Could you restate every entry word for word, minus the pictures?

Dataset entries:
····················

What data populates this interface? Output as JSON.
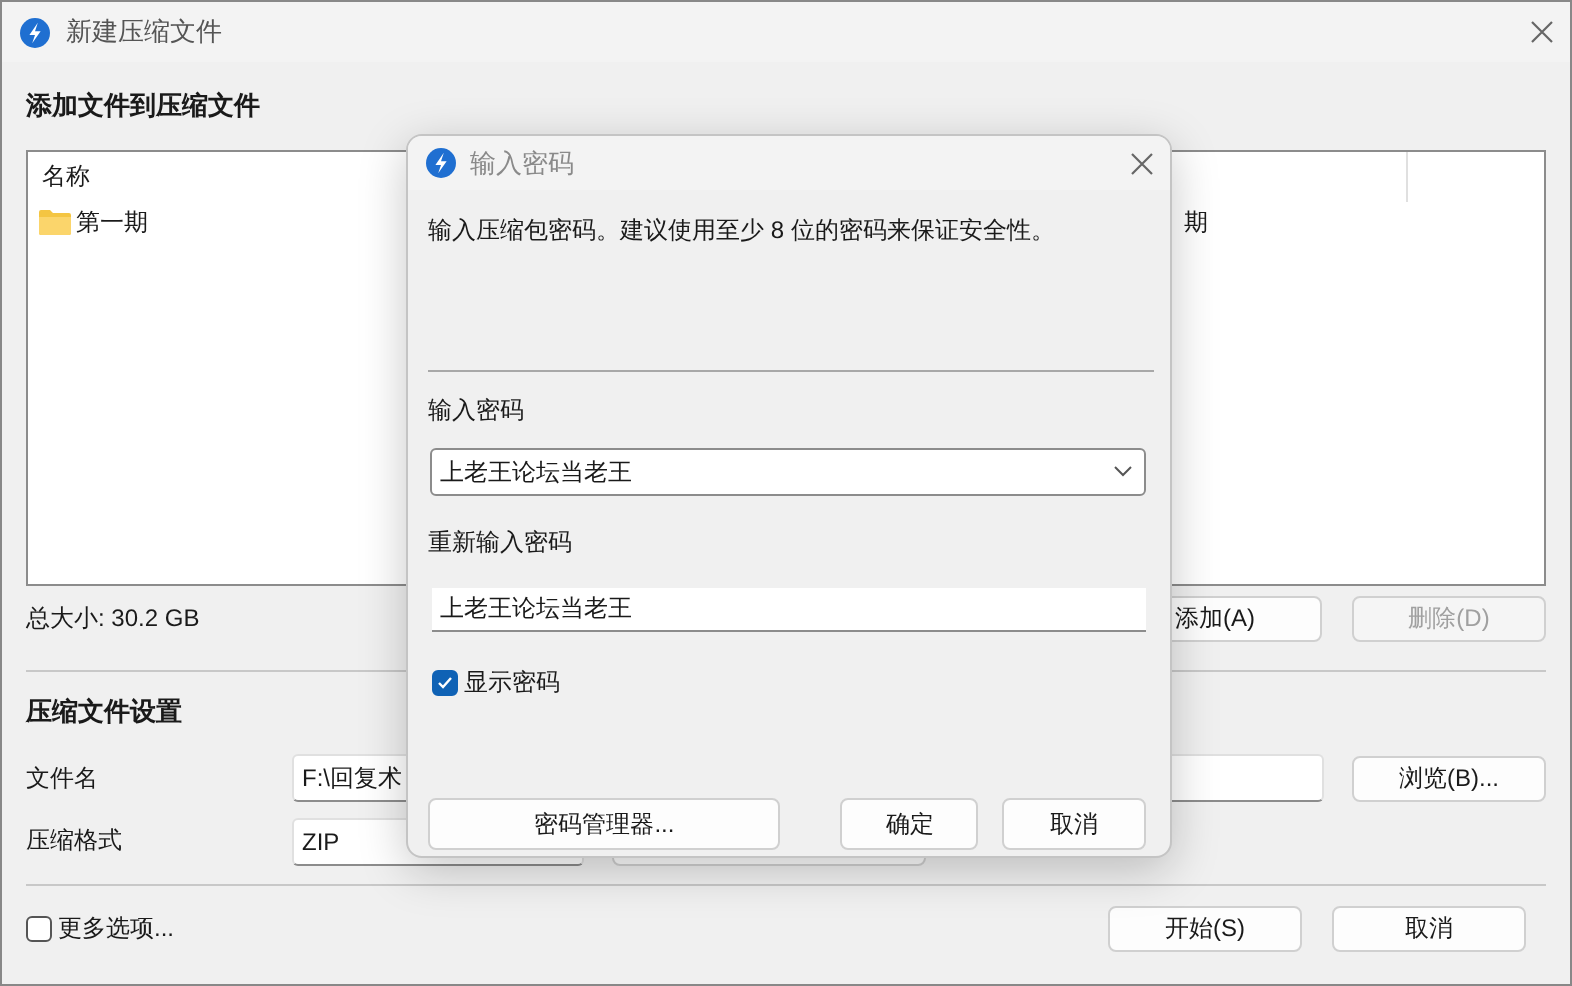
{
  "window": {
    "title": "新建压缩文件"
  },
  "add_section": {
    "heading": "添加文件到压缩文件",
    "list": {
      "columns": [
        "名称"
      ],
      "rows": [
        {
          "name": "第一期",
          "column_2": "期"
        }
      ]
    },
    "total_size": "总大小: 30.2 GB",
    "buttons": [
      {
        "label": "添加(A)",
        "disabled": false
      },
      {
        "label": "删除(D)",
        "disabled": true
      }
    ]
  },
  "settings": {
    "heading": "压缩文件设置",
    "filename": {
      "label": "文件名",
      "value": "F:\\回复术"
    },
    "browse_button": "浏览(B)...",
    "format": {
      "label": "压缩格式",
      "value": "ZIP"
    }
  },
  "more_options": {
    "label": "更多选项...",
    "checked": false
  },
  "footer_buttons": [
    "开始(S)",
    "取消"
  ],
  "dialog": {
    "title": "输入密码",
    "description": "输入压缩包密码。建议使用至少 8 位的密码来保证安全性。",
    "password": {
      "label": "输入密码",
      "value": "上老王论坛当老王"
    },
    "confirm": {
      "label": "重新输入密码",
      "value": "上老王论坛当老王"
    },
    "show_password": {
      "label": "显示密码",
      "checked": true
    },
    "buttons": [
      "密码管理器...",
      "确定",
      "取消"
    ]
  }
}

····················

## Output of the exercise
What data populates this interface? Output as JSON.
{
  "window": {
    "title": "新建压缩文件"
  },
  "add_section": {
    "heading": "添加文件到压缩文件",
    "list": {
      "columns": [
        "名称"
      ],
      "rows": [
        {
          "name": "第一期",
          "column_2": "期"
        }
      ]
    },
    "total_size": "总大小: 30.2 GB",
    "buttons": [
      {
        "label": "添加(A)",
        "disabled": false
      },
      {
        "label": "删除(D)",
        "disabled": true
      }
    ]
  },
  "settings": {
    "heading": "压缩文件设置",
    "filename": {
      "label": "文件名",
      "value": "F:\\回复术"
    },
    "browse_button": "浏览(B)...",
    "format": {
      "label": "压缩格式",
      "value": "ZIP"
    }
  },
  "more_options": {
    "label": "更多选项...",
    "checked": false
  },
  "footer_buttons": [
    "开始(S)",
    "取消"
  ],
  "dialog": {
    "title": "输入密码",
    "description": "输入压缩包密码。建议使用至少 8 位的密码来保证安全性。",
    "password": {
      "label": "输入密码",
      "value": "上老王论坛当老王"
    },
    "confirm": {
      "label": "重新输入密码",
      "value": "上老王论坛当老王"
    },
    "show_password": {
      "label": "显示密码",
      "checked": true
    },
    "buttons": [
      "密码管理器...",
      "确定",
      "取消"
    ]
  }
}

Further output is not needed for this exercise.